**Data shown**

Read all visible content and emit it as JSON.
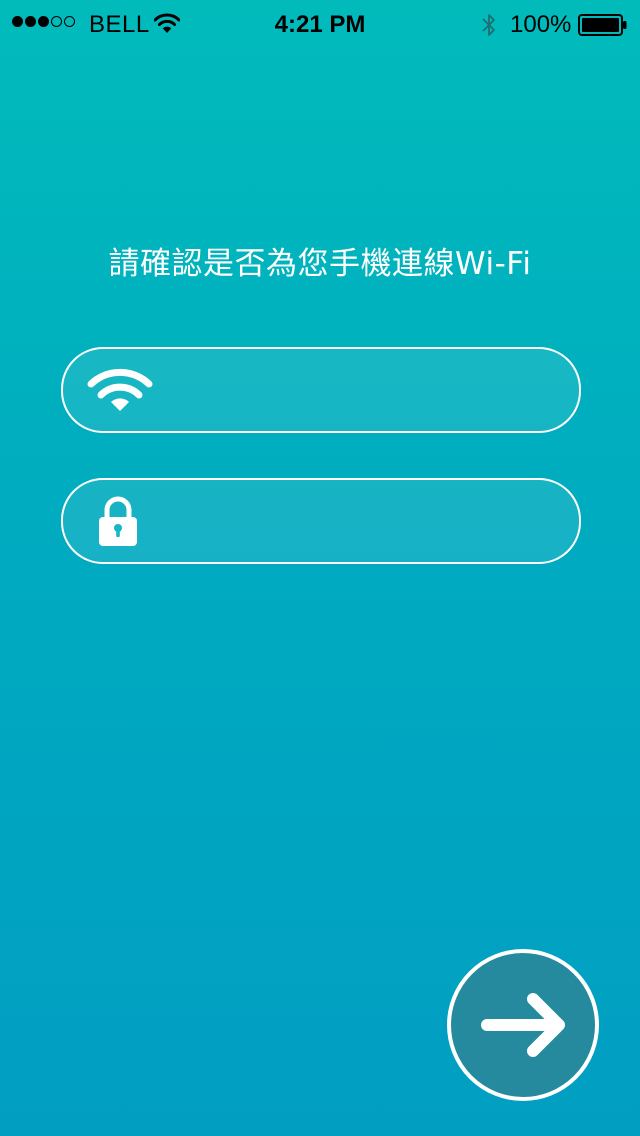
{
  "status_bar": {
    "signal_dots": [
      true,
      true,
      true,
      false,
      false
    ],
    "carrier": "BELL",
    "time": "4:21 PM",
    "battery_percent": "100%",
    "icons": [
      "wifi-icon",
      "bluetooth-icon",
      "battery-icon"
    ]
  },
  "main": {
    "prompt": "請確認是否為您手機連線Wi-Fi",
    "ssid_field": {
      "icon": "wifi-icon",
      "value": "",
      "placeholder": ""
    },
    "password_field": {
      "icon": "lock-icon",
      "value": "",
      "placeholder": ""
    },
    "next_button": {
      "icon": "arrow-right-icon"
    }
  },
  "colors": {
    "background_top": "#01BBBB",
    "background_bottom": "#019EC2",
    "button_fill": "#268A9E",
    "foreground": "#FFFFFF"
  }
}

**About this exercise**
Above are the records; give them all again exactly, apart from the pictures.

**Reply**
Read all visible content and emit it as JSON.
{
  "status_bar": {
    "signal_dots": [
      true,
      true,
      true,
      false,
      false
    ],
    "carrier": "BELL",
    "time": "4:21 PM",
    "battery_percent": "100%",
    "icons": [
      "wifi-icon",
      "bluetooth-icon",
      "battery-icon"
    ]
  },
  "main": {
    "prompt": "請確認是否為您手機連線Wi-Fi",
    "ssid_field": {
      "icon": "wifi-icon",
      "value": "",
      "placeholder": ""
    },
    "password_field": {
      "icon": "lock-icon",
      "value": "",
      "placeholder": ""
    },
    "next_button": {
      "icon": "arrow-right-icon"
    }
  },
  "colors": {
    "background_top": "#01BBBB",
    "background_bottom": "#019EC2",
    "button_fill": "#268A9E",
    "foreground": "#FFFFFF"
  }
}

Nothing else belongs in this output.